NOTICE Notice: This is an old thread. The last post was 3590 days ago. If your post is not directly related to this discussion please consider making a new thread.
Results 1 to 1 of 1

Thread: Sea Dragons: Predators of the Prehistoric Oceans

  1. #1
    amjadvet's Avatar
    Grade 4 Member

    Status
    Offline
    Join Date
    May 2009
    Work
    Pre-Veterinary
    Country
    Syria
    Gender
    Male
    Total Posts
    135
    Rep Power
    768
    Total thanks received
    4,325
    Thanks for this post
    22
    Pre-Veterinary I'm from Syria

    Default Sea Dragons: Predators of the Prehistoric Oceans

    Sea Dragons: Predators of the Prehistoric Oceans




    Richard Ellis
    Sea Dragons: Predators of the Prehistoric Oceans
    University Press of Kansas | 2003 | ISBN: 0700612696 | 327 pages | PDF | 11.31 Mb

    Ichthyosaurs and plesiosaurs and mosasaurs, oh, my! The prehistoric oceans and shallow seas that covered most of present-day North America and Europe were rife with such now-extinct monsters. They evolved from land reptiles that returned to the water, but they didn't all coexist: the ichthyosaurs, looking a lot like dolphins and most docile of the group, first appeared about 250 million years ago, followed by the plesiosaurs, which looked like swimming velociraptors; pliosaurs, first cousins to the plesiosaurs and able to take on a shark bigger than a great white; and finally the mosasaurs, almost 60 feet in length. Pliosaurs and mosasaurs went extinct at the same time as the last terrestrial dinosaurs, 65 million years ago. Acclaimed illustrator and author Ellis (The Empty Ocean) conducts an exhaustive and generously illustrated survey of what paleontologists know about these monsters of the deep. Many species are known only from a partial skeleton or two, so many questions remain, such as, how did they propel themselves though the water (some scientists guess that plesiosaurs propelled themselves like penguins or dolphins) and what does the gravel found near some fossils mean (perhaps the sea dragons used it for ballast, like modern-day crocodiles, or perhaps they used it in gizzard-like structures, like the chicken). One of the biggest unanswered questions about dinosaurs is what their skin looked like, but Ellis applies his imagination and extensive knowledge of maritime animals skillfully in the grayscale drawings that bring these creatures back to life. Casual dinosaur fans may find the dense detail tough going, but die-hard Jurassic buffs will want this for their collections.
    Hidden contents
    You must click 'Thank You' before you can see the data contained here. You DONOT have sufficient rights to see the hidden data contained here.
    Please Register to see contents.
    Last edited by amjadvet; 28th November 2010 at 09:47 PM.
    Reply With Quote Reply With Quote
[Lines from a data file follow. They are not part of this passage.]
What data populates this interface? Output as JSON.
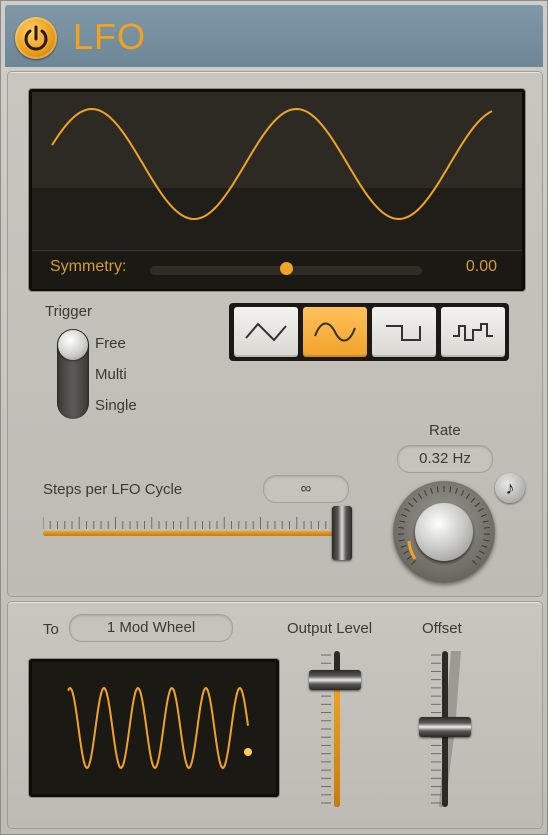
{
  "header": {
    "title": "LFO"
  },
  "display": {
    "symmetry_label": "Symmetry:",
    "symmetry_value": "0.00",
    "symmetry_level": 0.5
  },
  "trigger": {
    "label": "Trigger",
    "options": [
      "Free",
      "Multi",
      "Single"
    ],
    "selected": "Free"
  },
  "waveforms": {
    "options": [
      "triangle-icon",
      "sine-icon",
      "square-icon",
      "random-square-icon"
    ],
    "selected": "sine-icon"
  },
  "rate": {
    "label": "Rate",
    "value": "0.32 Hz"
  },
  "steps": {
    "label": "Steps per LFO Cycle",
    "value": "∞",
    "level": 1.0
  },
  "modulation": {
    "to_label": "To",
    "destination": "1 Mod Wheel",
    "output_level_label": "Output Level",
    "offset_label": "Offset",
    "output_level": 0.85,
    "offset": 0.45
  },
  "colors": {
    "accent": "#f2a22b",
    "header": "#7890a0",
    "panel": "#c5c3bc",
    "display_bg": "#1f1e19"
  }
}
Similar Threads

  1. Anoles, Basilisks, and Water Dragons B*rron's Complete Pet Owner's Manuals
    By Motoko in forum Exotic and Wild Animal eBooks
    Replies: 0
    Last Post: 23rd December 2013, 04:52 PM
  2. Replies: 0
    Last Post: 30th June 2013, 08:44 PM
  3. Anoles, basilisks, and water dragons
    By Popolo in forum Exotic and Wild Animal eBooks
    Replies: 1
    Last Post: 14th August 2012, 07:31 PM
  4. Last of the Dinosaurs: The Cretaceous Period (The Prehistoric Earth)
    By amjadvet in forum General Veterinary eBooks
    Replies: 0
    Last Post: 20th October 2010, 05:06 PM
  5. Replies: 0
    Last Post: 20th October 2010, 05:01 PM

Tags for this Thread

Posting Permissions

  • You may not post new threads
  • You may not post replies
  • You may not post attachments
  • You may not edit your posts
  •